__The task__. Reproduce the data that follows character for character, but omit its pictures.

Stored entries
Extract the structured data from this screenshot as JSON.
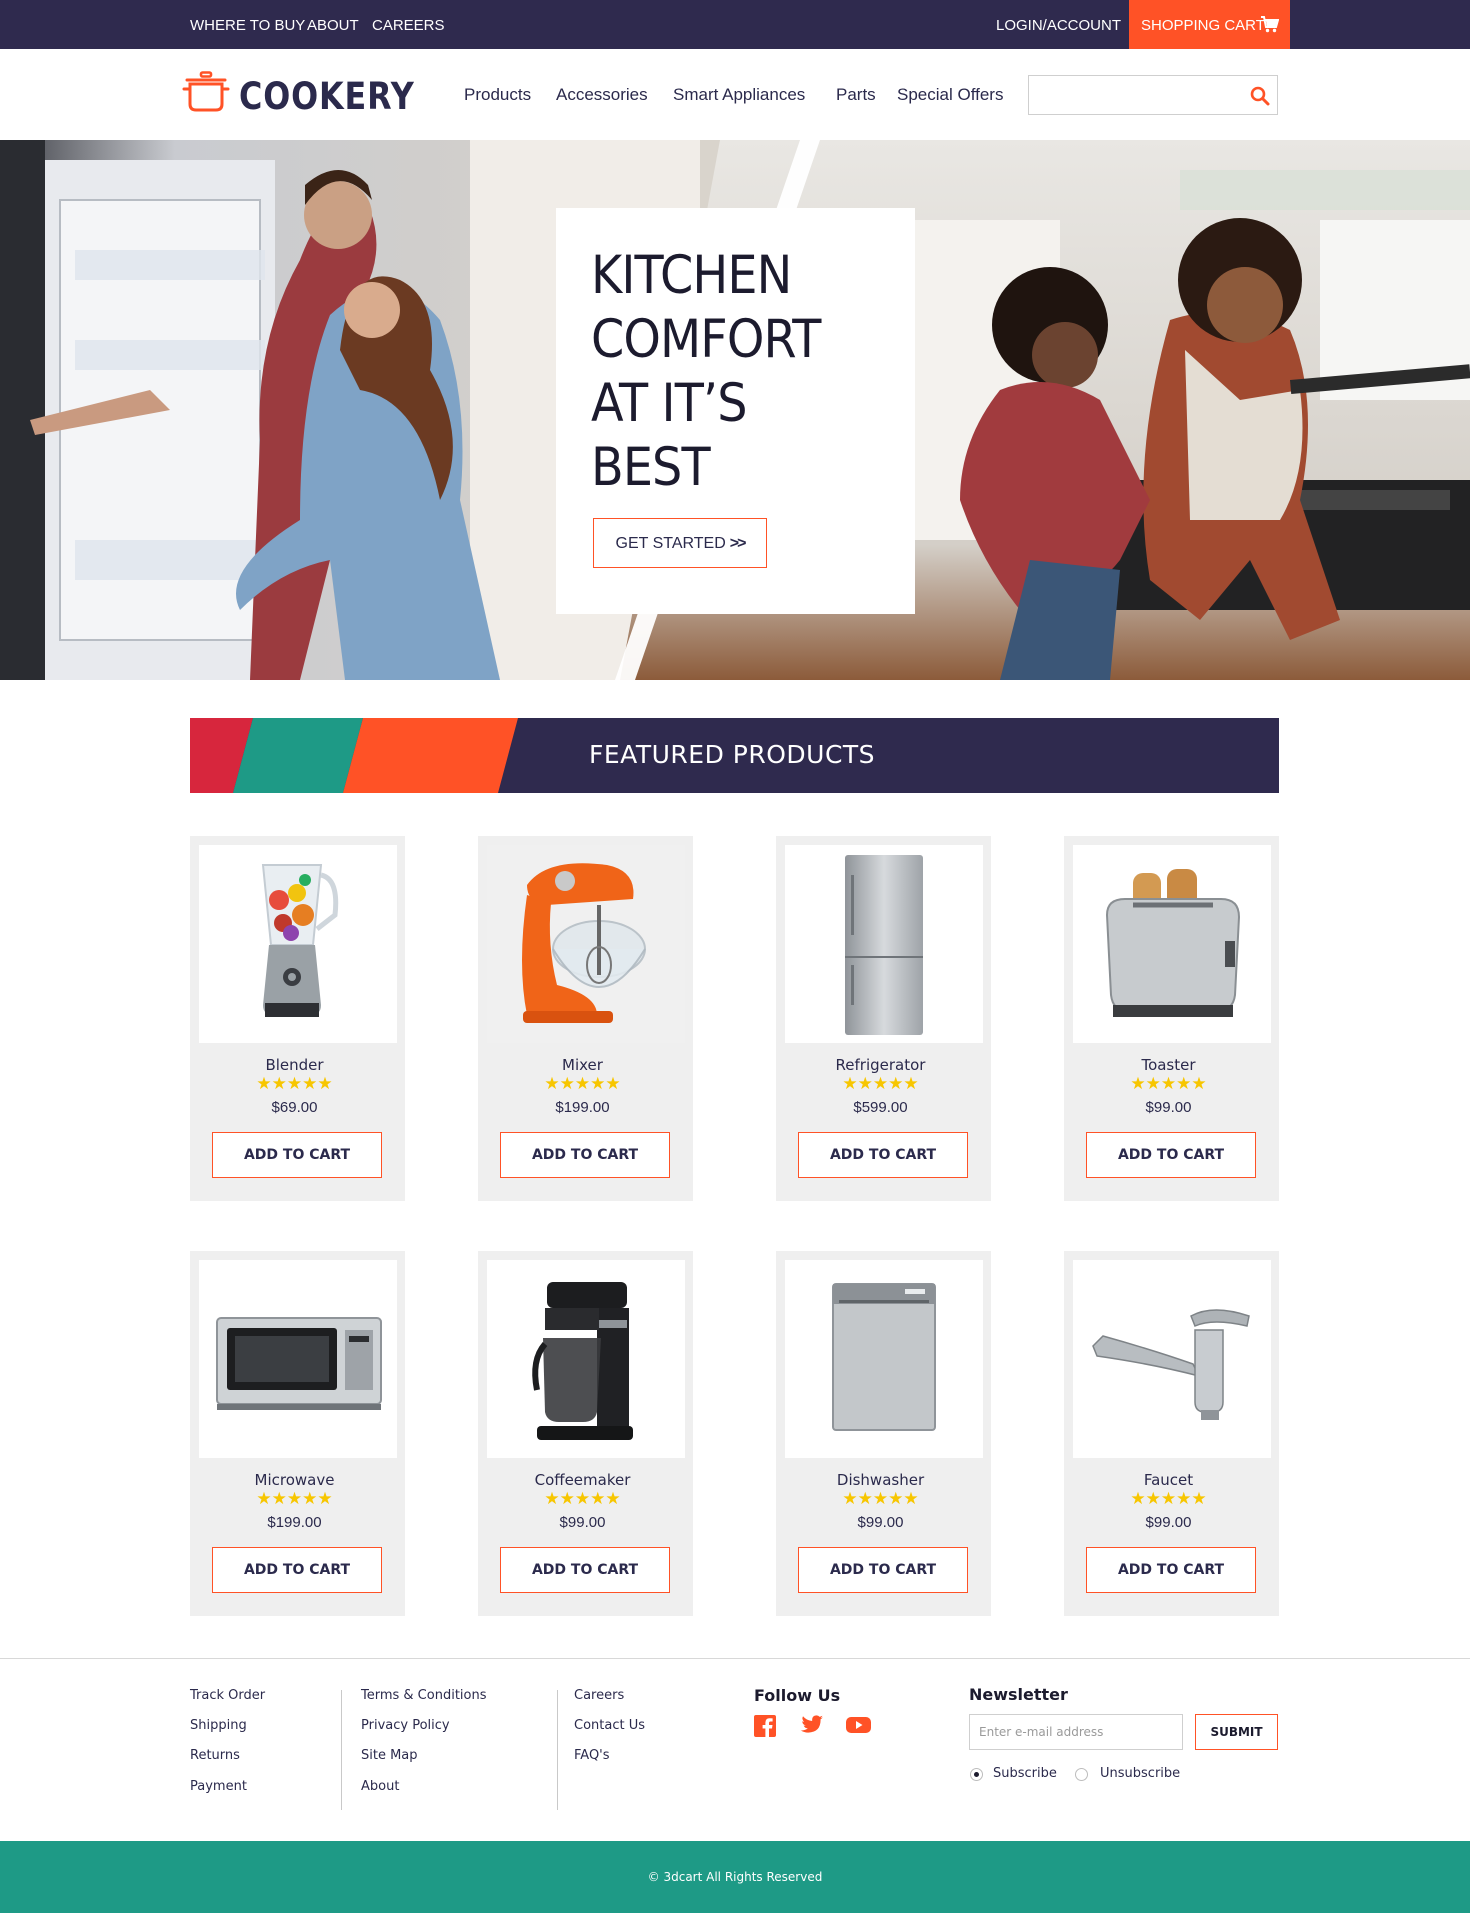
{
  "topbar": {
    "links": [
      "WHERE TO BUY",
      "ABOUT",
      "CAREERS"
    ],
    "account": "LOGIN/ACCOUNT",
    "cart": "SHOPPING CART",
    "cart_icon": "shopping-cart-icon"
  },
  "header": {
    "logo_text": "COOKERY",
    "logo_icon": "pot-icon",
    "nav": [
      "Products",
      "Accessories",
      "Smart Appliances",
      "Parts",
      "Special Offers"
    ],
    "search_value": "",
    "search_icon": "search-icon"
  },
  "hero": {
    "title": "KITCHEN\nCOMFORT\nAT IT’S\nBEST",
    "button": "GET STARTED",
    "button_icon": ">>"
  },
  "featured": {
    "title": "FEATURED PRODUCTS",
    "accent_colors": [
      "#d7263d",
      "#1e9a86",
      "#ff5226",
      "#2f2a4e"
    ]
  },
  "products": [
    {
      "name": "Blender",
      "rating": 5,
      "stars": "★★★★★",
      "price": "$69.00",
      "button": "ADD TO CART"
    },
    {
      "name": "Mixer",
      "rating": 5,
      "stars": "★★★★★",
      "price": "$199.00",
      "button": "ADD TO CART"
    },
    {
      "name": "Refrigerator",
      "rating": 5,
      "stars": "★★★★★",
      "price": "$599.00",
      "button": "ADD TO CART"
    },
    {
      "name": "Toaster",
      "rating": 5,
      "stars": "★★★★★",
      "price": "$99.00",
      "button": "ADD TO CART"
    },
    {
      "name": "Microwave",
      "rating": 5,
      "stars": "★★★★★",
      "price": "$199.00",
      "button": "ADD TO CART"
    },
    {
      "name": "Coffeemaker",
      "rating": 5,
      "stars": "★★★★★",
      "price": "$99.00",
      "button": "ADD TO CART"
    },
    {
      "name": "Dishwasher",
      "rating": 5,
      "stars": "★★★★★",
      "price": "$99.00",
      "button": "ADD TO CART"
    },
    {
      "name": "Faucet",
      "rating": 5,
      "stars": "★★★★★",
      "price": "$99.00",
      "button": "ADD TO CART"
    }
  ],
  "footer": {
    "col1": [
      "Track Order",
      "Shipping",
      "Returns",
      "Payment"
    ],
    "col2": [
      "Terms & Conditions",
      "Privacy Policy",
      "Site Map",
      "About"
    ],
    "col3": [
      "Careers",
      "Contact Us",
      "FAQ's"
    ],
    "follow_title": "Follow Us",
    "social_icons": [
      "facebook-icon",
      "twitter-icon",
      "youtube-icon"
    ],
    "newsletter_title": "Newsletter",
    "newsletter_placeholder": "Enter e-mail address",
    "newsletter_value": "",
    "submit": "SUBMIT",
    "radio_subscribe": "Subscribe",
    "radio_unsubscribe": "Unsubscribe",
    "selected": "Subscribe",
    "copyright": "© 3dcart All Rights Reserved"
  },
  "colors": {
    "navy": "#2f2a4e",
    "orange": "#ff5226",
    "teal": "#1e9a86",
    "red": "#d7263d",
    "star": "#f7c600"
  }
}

__Response to the exercise__.
Extract the structured data from this screenshot as JSON.
{
  "topbar": {
    "links": [
      "WHERE TO BUY",
      "ABOUT",
      "CAREERS"
    ],
    "account": "LOGIN/ACCOUNT",
    "cart": "SHOPPING CART",
    "cart_icon": "shopping-cart-icon"
  },
  "header": {
    "logo_text": "COOKERY",
    "logo_icon": "pot-icon",
    "nav": [
      "Products",
      "Accessories",
      "Smart Appliances",
      "Parts",
      "Special Offers"
    ],
    "search_value": "",
    "search_icon": "search-icon"
  },
  "hero": {
    "title": "KITCHEN\nCOMFORT\nAT IT’S\nBEST",
    "button": "GET STARTED",
    "button_icon": ">>"
  },
  "featured": {
    "title": "FEATURED PRODUCTS",
    "accent_colors": [
      "#d7263d",
      "#1e9a86",
      "#ff5226",
      "#2f2a4e"
    ]
  },
  "products": [
    {
      "name": "Blender",
      "rating": 5,
      "stars": "★★★★★",
      "price": "$69.00",
      "button": "ADD TO CART"
    },
    {
      "name": "Mixer",
      "rating": 5,
      "stars": "★★★★★",
      "price": "$199.00",
      "button": "ADD TO CART"
    },
    {
      "name": "Refrigerator",
      "rating": 5,
      "stars": "★★★★★",
      "price": "$599.00",
      "button": "ADD TO CART"
    },
    {
      "name": "Toaster",
      "rating": 5,
      "stars": "★★★★★",
      "price": "$99.00",
      "button": "ADD TO CART"
    },
    {
      "name": "Microwave",
      "rating": 5,
      "stars": "★★★★★",
      "price": "$199.00",
      "button": "ADD TO CART"
    },
    {
      "name": "Coffeemaker",
      "rating": 5,
      "stars": "★★★★★",
      "price": "$99.00",
      "button": "ADD TO CART"
    },
    {
      "name": "Dishwasher",
      "rating": 5,
      "stars": "★★★★★",
      "price": "$99.00",
      "button": "ADD TO CART"
    },
    {
      "name": "Faucet",
      "rating": 5,
      "stars": "★★★★★",
      "price": "$99.00",
      "button": "ADD TO CART"
    }
  ],
  "footer": {
    "col1": [
      "Track Order",
      "Shipping",
      "Returns",
      "Payment"
    ],
    "col2": [
      "Terms & Conditions",
      "Privacy Policy",
      "Site Map",
      "About"
    ],
    "col3": [
      "Careers",
      "Contact Us",
      "FAQ's"
    ],
    "follow_title": "Follow Us",
    "social_icons": [
      "facebook-icon",
      "twitter-icon",
      "youtube-icon"
    ],
    "newsletter_title": "Newsletter",
    "newsletter_placeholder": "Enter e-mail address",
    "newsletter_value": "",
    "submit": "SUBMIT",
    "radio_subscribe": "Subscribe",
    "radio_unsubscribe": "Unsubscribe",
    "selected": "Subscribe",
    "copyright": "© 3dcart All Rights Reserved"
  },
  "colors": {
    "navy": "#2f2a4e",
    "orange": "#ff5226",
    "teal": "#1e9a86",
    "red": "#d7263d",
    "star": "#f7c600"
  }
}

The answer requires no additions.